Throughout the Abhidhamma’s formative period Buddhist thought was subject to a gradual process of institutionalisation, schematisation and conceptual assimilation.
Fundamental to this doctrinal development is the concept of was never employed by the Buddha and it is rare in the Pali Canon in general.
Having rejected the notions of a metaphysical substance and an enduring self, he analysed human experience in terms of conceptual and physical identity () – modes of analysis that are based on a conception of phenomenal experience as a series of dynamic processes.
One such concept that belongs to the textual layer posterior to the), asks the Buddha to explain in what way it is so.
In reply, the Buddha affirms the validity of that claim on the grounds that the world ‘is empty of self or of what belongs to self.’ He then expounds what exactly it is that is empty of self or of what belongs to self, enumerating the six sense spheres (or elements of perception. Born becoming is empty of , this extract means that the totality of human experience is devoid of an enduring substance or of anything which belongs to such a substance, because this totality is dependent on many and various conditions, and is of the nature of being subject to a continuous process of origination and dissolution.

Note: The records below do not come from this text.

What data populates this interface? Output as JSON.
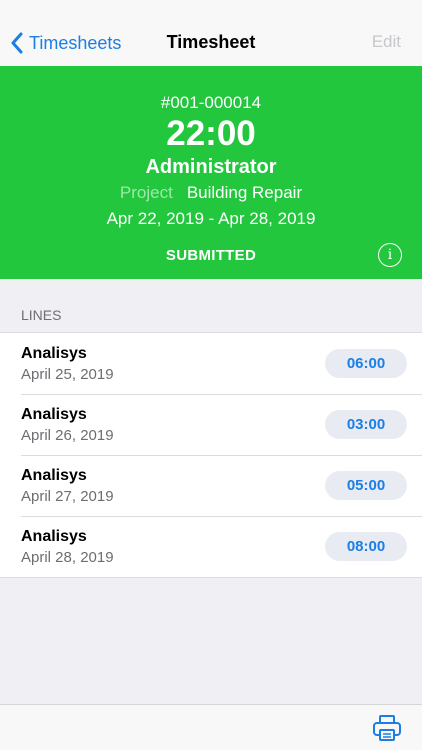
{
  "nav": {
    "back_label": "Timesheets",
    "title": "Timesheet",
    "edit_label": "Edit"
  },
  "header": {
    "number": "#001-000014",
    "total_hours": "22:00",
    "user": "Administrator",
    "project_label": "Project",
    "project_value": "Building Repair",
    "date_range": "Apr 22, 2019 - Apr 28, 2019",
    "status": "SUBMITTED",
    "info_icon": "info-icon",
    "background_color": "#23c73e"
  },
  "lines_section": {
    "title": "LINES",
    "items": [
      {
        "name": "Analisys",
        "date": "April 25, 2019",
        "hours": "06:00"
      },
      {
        "name": "Analisys",
        "date": "April 26, 2019",
        "hours": "03:00"
      },
      {
        "name": "Analisys",
        "date": "April 27, 2019",
        "hours": "05:00"
      },
      {
        "name": "Analisys",
        "date": "April 28, 2019",
        "hours": "08:00"
      }
    ]
  },
  "toolbar": {
    "print_icon": "printer-icon",
    "accent_color": "#1a7ee6"
  }
}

Consider the following partial list of phenomena the Buddha discusses: greed, hatred, delusion, ignorance, grasping, craving, sense perception, becoming, aging, concentration, non-attachment, dispassion, equanimity, tranquility, trust, gladness, liberation-by-insight.
Although these may all be referred to as ‘things’ in the broadest, non-technical sense, they are not substances.

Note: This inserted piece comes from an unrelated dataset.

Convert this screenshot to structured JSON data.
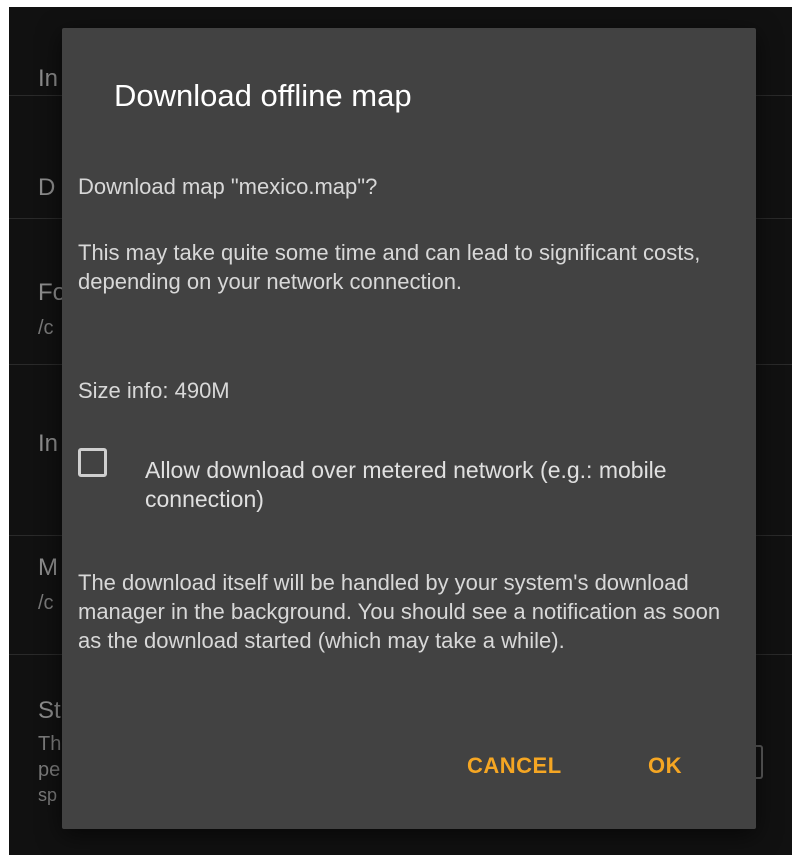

To settle this hypothesis we should briefly deal with the in this context refer to the principles or elements constituting human experience, such as eye, knowledge or recognition, but also to such items as the four noble truths, the five faculties and five powers, the seven factors of awakening or the eight factors of the path.